As we watch the one- and two-mile racers – many of them young children, some running in skirts – a local and I start talking. The last mile of the race includes a brutally steep climb up to the mesa top, much of it on steps carved from sandstone. I ask the man if he knows about the trail, how old it is and what it's used for. The local smiles and tells me a long, wandering story about running out into the desert and hunting rabbits with throwing sticks. He bemoans the changes that have occurred – the old stone houses replaced by trailers, the power lines transecting the blue sky. He tactfully avoids my questions about the steps.

I read somewhere that the Hopi consider trails to be the veins and arteries of every village. Running on them, they say, keeps the village vital. I hope it's true. I'm happy to have done my part.

If you want to run:

• Shiprock Marathon, May 3, 2014, www.shiprockmarathon.com/

• Narbona Pass Classic, usually held in July, www.narbonapassclassic.com/

• Hopi 10K and 5K, Aug. 9, 2014, www.runhopi.com/

• The Louis Tewanima Footrace, Aug. 31, 2014: www.tewanimafootrace.org/

• Paatuwaqatsi Run, Sept. 13, 2014, www.waterisliferun.org/

• Canyon de Chelly Ultra, Oct. 11, 2014, canyondechellyultra.com/

This story is part of an April 2014 special issue of the HCN magazine devoted to travel in the West. Jonathan Thompson is an HCN senior editor based in Durango, Colo.

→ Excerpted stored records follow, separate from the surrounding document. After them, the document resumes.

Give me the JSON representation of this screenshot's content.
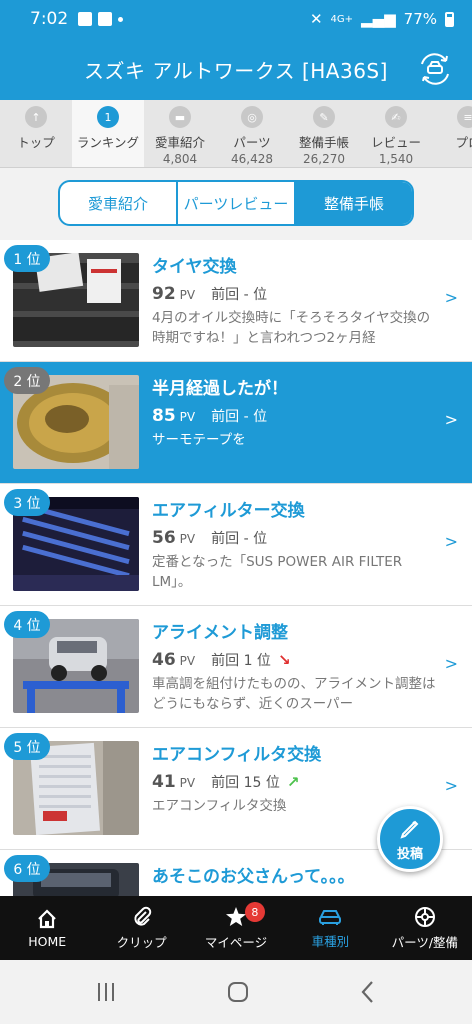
{
  "status_bar": {
    "time": "7:02",
    "network": "4G+",
    "battery": "77%"
  },
  "header": {
    "title": "スズキ アルトワークス [HA36S]"
  },
  "category_tabs": [
    {
      "label": "トップ",
      "count": ""
    },
    {
      "label": "ランキング",
      "count": ""
    },
    {
      "label": "愛車紹介",
      "count": "4,804"
    },
    {
      "label": "パーツ",
      "count": "46,428"
    },
    {
      "label": "整備手帳",
      "count": "26,270"
    },
    {
      "label": "レビュー",
      "count": "1,540"
    },
    {
      "label": "プロ",
      "count": ""
    }
  ],
  "segment": {
    "options": [
      "愛車紹介",
      "パーツレビュー",
      "整備手帳"
    ],
    "selected": "整備手帳"
  },
  "ranking": [
    {
      "rank": "1 位",
      "title": "タイヤ交換",
      "pv": "92",
      "pv_unit": "PV",
      "prev": "前回 - 位",
      "trend": "",
      "desc": "4月のオイル交換時に「そろそろタイヤ交換の時期ですね！」と言われつつ2ヶ月経"
    },
    {
      "rank": "2 位",
      "title": "半月経過したが！",
      "pv": "85",
      "pv_unit": "PV",
      "prev": "前回 - 位",
      "trend": "",
      "desc": "サーモテープを"
    },
    {
      "rank": "3 位",
      "title": "エアフィルター交換",
      "pv": "56",
      "pv_unit": "PV",
      "prev": "前回 - 位",
      "trend": "",
      "desc": "定番となった「SUS POWER AIR FILTER LM」。"
    },
    {
      "rank": "4 位",
      "title": "アライメント調整",
      "pv": "46",
      "pv_unit": "PV",
      "prev": "前回 1 位",
      "trend": "down",
      "desc": "車高調を組付けたものの、アライメント調整はどうにもならず、近くのスーパー"
    },
    {
      "rank": "5 位",
      "title": "エアコンフィルタ交換",
      "pv": "41",
      "pv_unit": "PV",
      "prev": "前回 15 位",
      "trend": "up",
      "desc": "エアコンフィルタ交換"
    },
    {
      "rank": "6 位",
      "title": "あそこのお父さんって。。。",
      "pv": "",
      "pv_unit": "",
      "prev": "",
      "trend": "",
      "desc": ""
    }
  ],
  "fab": {
    "label": "投稿"
  },
  "bottom_nav": [
    {
      "label": "HOME",
      "icon": "home-icon"
    },
    {
      "label": "クリップ",
      "icon": "clip-icon"
    },
    {
      "label": "マイページ",
      "icon": "star-icon",
      "badge": "8"
    },
    {
      "label": "車種別",
      "icon": "car-icon"
    },
    {
      "label": "パーツ/整備",
      "icon": "wheel-icon"
    }
  ],
  "colors": {
    "accent": "#1e9ad6",
    "down": "#e03030",
    "up": "#4cc14c",
    "badge": "#e53935"
  }
}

*Editor's Note: This post was updated on April 18, 2014, to correct an error in the text regarding Tewanima's 1912 Olympic run. He did not, as the original story stated, set an American record in that race.